» **Collected data entries**:
• • •

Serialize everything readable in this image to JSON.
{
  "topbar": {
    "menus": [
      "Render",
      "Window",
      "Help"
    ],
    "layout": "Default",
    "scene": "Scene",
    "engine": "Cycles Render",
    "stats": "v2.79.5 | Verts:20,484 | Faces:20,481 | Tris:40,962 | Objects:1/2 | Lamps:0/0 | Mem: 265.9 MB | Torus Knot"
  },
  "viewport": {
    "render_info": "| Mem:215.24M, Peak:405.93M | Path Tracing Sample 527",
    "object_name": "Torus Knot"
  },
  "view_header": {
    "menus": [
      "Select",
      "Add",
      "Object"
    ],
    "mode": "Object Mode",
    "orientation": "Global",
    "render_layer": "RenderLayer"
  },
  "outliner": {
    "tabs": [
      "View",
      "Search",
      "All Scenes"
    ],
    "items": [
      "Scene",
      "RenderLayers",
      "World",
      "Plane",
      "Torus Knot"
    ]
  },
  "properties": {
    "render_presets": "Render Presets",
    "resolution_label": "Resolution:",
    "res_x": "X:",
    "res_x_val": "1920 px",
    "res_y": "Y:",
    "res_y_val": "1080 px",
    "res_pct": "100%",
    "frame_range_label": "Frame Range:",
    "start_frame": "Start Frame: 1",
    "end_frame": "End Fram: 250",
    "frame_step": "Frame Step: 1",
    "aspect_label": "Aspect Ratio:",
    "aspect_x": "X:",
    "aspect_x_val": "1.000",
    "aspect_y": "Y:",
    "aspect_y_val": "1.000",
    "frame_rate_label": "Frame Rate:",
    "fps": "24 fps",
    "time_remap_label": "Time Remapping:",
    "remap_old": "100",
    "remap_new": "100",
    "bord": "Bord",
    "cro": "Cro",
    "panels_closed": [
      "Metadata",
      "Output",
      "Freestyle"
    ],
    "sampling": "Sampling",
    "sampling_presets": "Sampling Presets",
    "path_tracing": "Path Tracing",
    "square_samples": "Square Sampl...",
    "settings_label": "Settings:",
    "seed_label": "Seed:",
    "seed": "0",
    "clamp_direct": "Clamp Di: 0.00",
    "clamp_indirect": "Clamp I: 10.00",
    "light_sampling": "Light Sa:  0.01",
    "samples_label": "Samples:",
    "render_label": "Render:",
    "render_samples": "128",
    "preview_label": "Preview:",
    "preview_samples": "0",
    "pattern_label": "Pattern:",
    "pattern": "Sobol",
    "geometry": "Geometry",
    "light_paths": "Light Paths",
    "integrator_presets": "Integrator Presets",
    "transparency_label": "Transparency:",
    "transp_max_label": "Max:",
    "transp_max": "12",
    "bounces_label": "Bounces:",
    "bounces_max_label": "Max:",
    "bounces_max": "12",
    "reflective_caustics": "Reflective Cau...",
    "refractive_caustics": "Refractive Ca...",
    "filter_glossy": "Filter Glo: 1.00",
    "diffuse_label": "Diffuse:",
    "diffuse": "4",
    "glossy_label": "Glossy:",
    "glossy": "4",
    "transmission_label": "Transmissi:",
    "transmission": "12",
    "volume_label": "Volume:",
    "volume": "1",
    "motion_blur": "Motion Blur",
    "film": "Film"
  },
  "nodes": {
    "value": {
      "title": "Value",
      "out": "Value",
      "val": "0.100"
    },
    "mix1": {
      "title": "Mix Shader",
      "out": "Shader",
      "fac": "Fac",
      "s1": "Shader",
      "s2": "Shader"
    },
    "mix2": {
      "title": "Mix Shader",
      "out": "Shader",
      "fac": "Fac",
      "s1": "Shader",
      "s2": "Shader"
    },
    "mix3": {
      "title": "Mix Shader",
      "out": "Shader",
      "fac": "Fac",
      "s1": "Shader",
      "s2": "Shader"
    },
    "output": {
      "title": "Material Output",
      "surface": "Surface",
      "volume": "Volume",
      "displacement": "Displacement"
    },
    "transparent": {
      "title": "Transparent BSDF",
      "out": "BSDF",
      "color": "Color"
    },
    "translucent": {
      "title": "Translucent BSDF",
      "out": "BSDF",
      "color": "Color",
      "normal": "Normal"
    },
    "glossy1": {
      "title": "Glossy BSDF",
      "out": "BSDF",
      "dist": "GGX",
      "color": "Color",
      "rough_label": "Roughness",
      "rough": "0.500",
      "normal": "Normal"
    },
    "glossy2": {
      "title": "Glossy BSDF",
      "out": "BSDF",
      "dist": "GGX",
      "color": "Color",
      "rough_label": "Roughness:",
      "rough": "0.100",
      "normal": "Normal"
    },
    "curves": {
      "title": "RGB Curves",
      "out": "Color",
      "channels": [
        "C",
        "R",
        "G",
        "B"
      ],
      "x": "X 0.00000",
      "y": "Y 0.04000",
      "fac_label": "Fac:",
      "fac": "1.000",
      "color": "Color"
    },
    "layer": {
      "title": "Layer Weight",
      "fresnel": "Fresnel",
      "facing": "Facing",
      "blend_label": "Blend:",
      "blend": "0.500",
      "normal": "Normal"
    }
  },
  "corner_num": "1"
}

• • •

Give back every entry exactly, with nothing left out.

Serialize everything readable in this image to JSON.
{
  "topbar": {
    "menus": [
      "Render",
      "Window",
      "Help"
    ],
    "layout": "Default",
    "scene": "Scene",
    "engine": "Cycles Render",
    "stats": "v2.79.5 | Verts:20,484 | Faces:20,481 | Tris:40,962 | Objects:1/2 | Lamps:0/0 | Mem: 265.9 MB | Torus Knot"
  },
  "viewport": {
    "render_info": "| Mem:215.24M, Peak:405.93M | Path Tracing Sample 527",
    "object_name": "Torus Knot"
  },
  "view_header": {
    "menus": [
      "Select",
      "Add",
      "Object"
    ],
    "mode": "Object Mode",
    "orientation": "Global",
    "render_layer": "RenderLayer"
  },
  "outliner": {
    "tabs": [
      "View",
      "Search",
      "All Scenes"
    ],
    "items": [
      "Scene",
      "RenderLayers",
      "World",
      "Plane",
      "Torus Knot"
    ]
  },
  "properties": {
    "render_presets": "Render Presets",
    "resolution_label": "Resolution:",
    "res_x": "X:",
    "res_x_val": "1920 px",
    "res_y": "Y:",
    "res_y_val": "1080 px",
    "res_pct": "100%",
    "frame_range_label": "Frame Range:",
    "start_frame": "Start Frame: 1",
    "end_frame": "End Fram: 250",
    "frame_step": "Frame Step: 1",
    "aspect_label": "Aspect Ratio:",
    "aspect_x": "X:",
    "aspect_x_val": "1.000",
    "aspect_y": "Y:",
    "aspect_y_val": "1.000",
    "frame_rate_label": "Frame Rate:",
    "fps": "24 fps",
    "time_remap_label": "Time Remapping:",
    "remap_old": "100",
    "remap_new": "100",
    "bord": "Bord",
    "cro": "Cro",
    "panels_closed": [
      "Metadata",
      "Output",
      "Freestyle"
    ],
    "sampling": "Sampling",
    "sampling_presets": "Sampling Presets",
    "path_tracing": "Path Tracing",
    "square_samples": "Square Sampl...",
    "settings_label": "Settings:",
    "seed_label": "Seed:",
    "seed": "0",
    "clamp_direct": "Clamp Di: 0.00",
    "clamp_indirect": "Clamp I: 10.00",
    "light_sampling": "Light Sa:  0.01",
    "samples_label": "Samples:",
    "render_label": "Render:",
    "render_samples": "128",
    "preview_label": "Preview:",
    "preview_samples": "0",
    "pattern_label": "Pattern:",
    "pattern": "Sobol",
    "geometry": "Geometry",
    "light_paths": "Light Paths",
    "integrator_presets": "Integrator Presets",
    "transparency_label": "Transparency:",
    "transp_max_label": "Max:",
    "transp_max": "12",
    "bounces_label": "Bounces:",
    "bounces_max_label": "Max:",
    "bounces_max": "12",
    "reflective_caustics": "Reflective Cau...",
    "refractive_caustics": "Refractive Ca...",
    "filter_glossy": "Filter Glo: 1.00",
    "diffuse_label": "Diffuse:",
    "diffuse": "4",
    "glossy_label": "Glossy:",
    "glossy": "4",
    "transmission_label": "Transmissi:",
    "transmission": "12",
    "volume_label": "Volume:",
    "volume": "1",
    "motion_blur": "Motion Blur",
    "film": "Film"
  },
  "nodes": {
    "value": {
      "title": "Value",
      "out": "Value",
      "val": "0.100"
    },
    "mix1": {
      "title": "Mix Shader",
      "out": "Shader",
      "fac": "Fac",
      "s1": "Shader",
      "s2": "Shader"
    },
    "mix2": {
      "title": "Mix Shader",
      "out": "Shader",
      "fac": "Fac",
      "s1": "Shader",
      "s2": "Shader"
    },
    "mix3": {
      "title": "Mix Shader",
      "out": "Shader",
      "fac": "Fac",
      "s1": "Shader",
      "s2": "Shader"
    },
    "output": {
      "title": "Material Output",
      "surface": "Surface",
      "volume": "Volume",
      "displacement": "Displacement"
    },
    "transparent": {
      "title": "Transparent BSDF",
      "out": "BSDF",
      "color": "Color"
    },
    "translucent": {
      "title": "Translucent BSDF",
      "out": "BSDF",
      "color": "Color",
      "normal": "Normal"
    },
    "glossy1": {
      "title": "Glossy BSDF",
      "out": "BSDF",
      "dist": "GGX",
      "color": "Color",
      "rough_label": "Roughness",
      "rough": "0.500",
      "normal": "Normal"
    },
    "glossy2": {
      "title": "Glossy BSDF",
      "out": "BSDF",
      "dist": "GGX",
      "color": "Color",
      "rough_label": "Roughness:",
      "rough": "0.100",
      "normal": "Normal"
    },
    "curves": {
      "title": "RGB Curves",
      "out": "Color",
      "channels": [
        "C",
        "R",
        "G",
        "B"
      ],
      "x": "X 0.00000",
      "y": "Y 0.04000",
      "fac_label": "Fac:",
      "fac": "1.000",
      "color": "Color"
    },
    "layer": {
      "title": "Layer Weight",
      "fresnel": "Fresnel",
      "facing": "Facing",
      "blend_label": "Blend:",
      "blend": "0.500",
      "normal": "Normal"
    }
  },
  "corner_num": "1"
}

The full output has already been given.